- **Your assignment**
Every record, from the first to the last, is to be printed again exactly.

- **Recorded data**
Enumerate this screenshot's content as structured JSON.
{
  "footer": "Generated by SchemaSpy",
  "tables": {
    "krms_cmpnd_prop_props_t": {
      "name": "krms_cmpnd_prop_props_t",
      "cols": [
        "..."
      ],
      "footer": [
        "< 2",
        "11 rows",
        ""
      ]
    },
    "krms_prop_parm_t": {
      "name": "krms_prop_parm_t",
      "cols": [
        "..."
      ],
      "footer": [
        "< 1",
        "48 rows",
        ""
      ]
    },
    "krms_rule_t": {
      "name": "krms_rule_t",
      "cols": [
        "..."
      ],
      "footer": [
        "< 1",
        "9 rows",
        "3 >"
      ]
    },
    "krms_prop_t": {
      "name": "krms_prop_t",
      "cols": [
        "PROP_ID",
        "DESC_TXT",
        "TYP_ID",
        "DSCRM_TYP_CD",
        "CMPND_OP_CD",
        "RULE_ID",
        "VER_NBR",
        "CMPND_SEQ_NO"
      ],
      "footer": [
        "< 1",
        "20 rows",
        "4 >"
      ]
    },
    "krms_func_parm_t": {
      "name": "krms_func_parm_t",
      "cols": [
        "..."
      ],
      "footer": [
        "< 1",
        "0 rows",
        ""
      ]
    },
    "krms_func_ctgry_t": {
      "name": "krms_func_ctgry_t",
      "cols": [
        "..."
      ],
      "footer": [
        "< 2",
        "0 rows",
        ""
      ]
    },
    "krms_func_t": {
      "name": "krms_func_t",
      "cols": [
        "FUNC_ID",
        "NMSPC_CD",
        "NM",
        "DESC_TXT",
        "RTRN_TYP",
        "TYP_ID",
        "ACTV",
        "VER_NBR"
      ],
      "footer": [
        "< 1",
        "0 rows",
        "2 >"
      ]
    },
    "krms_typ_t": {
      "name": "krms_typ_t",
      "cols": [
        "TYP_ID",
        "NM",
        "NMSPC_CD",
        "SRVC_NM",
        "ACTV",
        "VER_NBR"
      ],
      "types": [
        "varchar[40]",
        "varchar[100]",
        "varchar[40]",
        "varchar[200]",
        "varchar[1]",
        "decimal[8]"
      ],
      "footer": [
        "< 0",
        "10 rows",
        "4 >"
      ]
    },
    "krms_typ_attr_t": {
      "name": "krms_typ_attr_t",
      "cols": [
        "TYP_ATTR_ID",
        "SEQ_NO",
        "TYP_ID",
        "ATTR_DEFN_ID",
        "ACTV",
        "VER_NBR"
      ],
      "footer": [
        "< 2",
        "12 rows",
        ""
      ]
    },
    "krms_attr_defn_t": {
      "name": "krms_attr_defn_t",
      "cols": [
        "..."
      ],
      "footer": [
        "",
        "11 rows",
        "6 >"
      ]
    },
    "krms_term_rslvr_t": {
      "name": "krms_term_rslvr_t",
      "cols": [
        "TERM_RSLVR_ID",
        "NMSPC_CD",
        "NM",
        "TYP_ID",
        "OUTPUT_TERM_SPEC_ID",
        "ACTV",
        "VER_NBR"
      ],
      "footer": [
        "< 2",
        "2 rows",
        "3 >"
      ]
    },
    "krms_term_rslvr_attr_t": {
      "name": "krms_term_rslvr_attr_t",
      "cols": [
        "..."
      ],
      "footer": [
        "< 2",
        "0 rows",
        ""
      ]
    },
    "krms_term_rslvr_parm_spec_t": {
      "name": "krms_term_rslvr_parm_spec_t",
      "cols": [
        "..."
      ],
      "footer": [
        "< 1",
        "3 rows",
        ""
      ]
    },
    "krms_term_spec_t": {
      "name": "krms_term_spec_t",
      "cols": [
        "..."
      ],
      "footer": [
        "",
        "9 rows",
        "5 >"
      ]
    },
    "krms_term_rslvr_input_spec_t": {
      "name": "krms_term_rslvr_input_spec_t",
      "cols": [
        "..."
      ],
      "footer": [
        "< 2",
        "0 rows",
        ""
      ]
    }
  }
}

- **The completed task**
Enumerate this screenshot's content as structured JSON.
{
  "footer": "Generated by SchemaSpy",
  "tables": {
    "krms_cmpnd_prop_props_t": {
      "name": "krms_cmpnd_prop_props_t",
      "cols": [
        "..."
      ],
      "footer": [
        "< 2",
        "11 rows",
        ""
      ]
    },
    "krms_prop_parm_t": {
      "name": "krms_prop_parm_t",
      "cols": [
        "..."
      ],
      "footer": [
        "< 1",
        "48 rows",
        ""
      ]
    },
    "krms_rule_t": {
      "name": "krms_rule_t",
      "cols": [
        "..."
      ],
      "footer": [
        "< 1",
        "9 rows",
        "3 >"
      ]
    },
    "krms_prop_t": {
      "name": "krms_prop_t",
      "cols": [
        "PROP_ID",
        "DESC_TXT",
        "TYP_ID",
        "DSCRM_TYP_CD",
        "CMPND_OP_CD",
        "RULE_ID",
        "VER_NBR",
        "CMPND_SEQ_NO"
      ],
      "footer": [
        "< 1",
        "20 rows",
        "4 >"
      ]
    },
    "krms_func_parm_t": {
      "name": "krms_func_parm_t",
      "cols": [
        "..."
      ],
      "footer": [
        "< 1",
        "0 rows",
        ""
      ]
    },
    "krms_func_ctgry_t": {
      "name": "krms_func_ctgry_t",
      "cols": [
        "..."
      ],
      "footer": [
        "< 2",
        "0 rows",
        ""
      ]
    },
    "krms_func_t": {
      "name": "krms_func_t",
      "cols": [
        "FUNC_ID",
        "NMSPC_CD",
        "NM",
        "DESC_TXT",
        "RTRN_TYP",
        "TYP_ID",
        "ACTV",
        "VER_NBR"
      ],
      "footer": [
        "< 1",
        "0 rows",
        "2 >"
      ]
    },
    "krms_typ_t": {
      "name": "krms_typ_t",
      "cols": [
        "TYP_ID",
        "NM",
        "NMSPC_CD",
        "SRVC_NM",
        "ACTV",
        "VER_NBR"
      ],
      "types": [
        "varchar[40]",
        "varchar[100]",
        "varchar[40]",
        "varchar[200]",
        "varchar[1]",
        "decimal[8]"
      ],
      "footer": [
        "< 0",
        "10 rows",
        "4 >"
      ]
    },
    "krms_typ_attr_t": {
      "name": "krms_typ_attr_t",
      "cols": [
        "TYP_ATTR_ID",
        "SEQ_NO",
        "TYP_ID",
        "ATTR_DEFN_ID",
        "ACTV",
        "VER_NBR"
      ],
      "footer": [
        "< 2",
        "12 rows",
        ""
      ]
    },
    "krms_attr_defn_t": {
      "name": "krms_attr_defn_t",
      "cols": [
        "..."
      ],
      "footer": [
        "",
        "11 rows",
        "6 >"
      ]
    },
    "krms_term_rslvr_t": {
      "name": "krms_term_rslvr_t",
      "cols": [
        "TERM_RSLVR_ID",
        "NMSPC_CD",
        "NM",
        "TYP_ID",
        "OUTPUT_TERM_SPEC_ID",
        "ACTV",
        "VER_NBR"
      ],
      "footer": [
        "< 2",
        "2 rows",
        "3 >"
      ]
    },
    "krms_term_rslvr_attr_t": {
      "name": "krms_term_rslvr_attr_t",
      "cols": [
        "..."
      ],
      "footer": [
        "< 2",
        "0 rows",
        ""
      ]
    },
    "krms_term_rslvr_parm_spec_t": {
      "name": "krms_term_rslvr_parm_spec_t",
      "cols": [
        "..."
      ],
      "footer": [
        "< 1",
        "3 rows",
        ""
      ]
    },
    "krms_term_spec_t": {
      "name": "krms_term_spec_t",
      "cols": [
        "..."
      ],
      "footer": [
        "",
        "9 rows",
        "5 >"
      ]
    },
    "krms_term_rslvr_input_spec_t": {
      "name": "krms_term_rslvr_input_spec_t",
      "cols": [
        "..."
      ],
      "footer": [
        "< 2",
        "0 rows",
        ""
      ]
    }
  }
}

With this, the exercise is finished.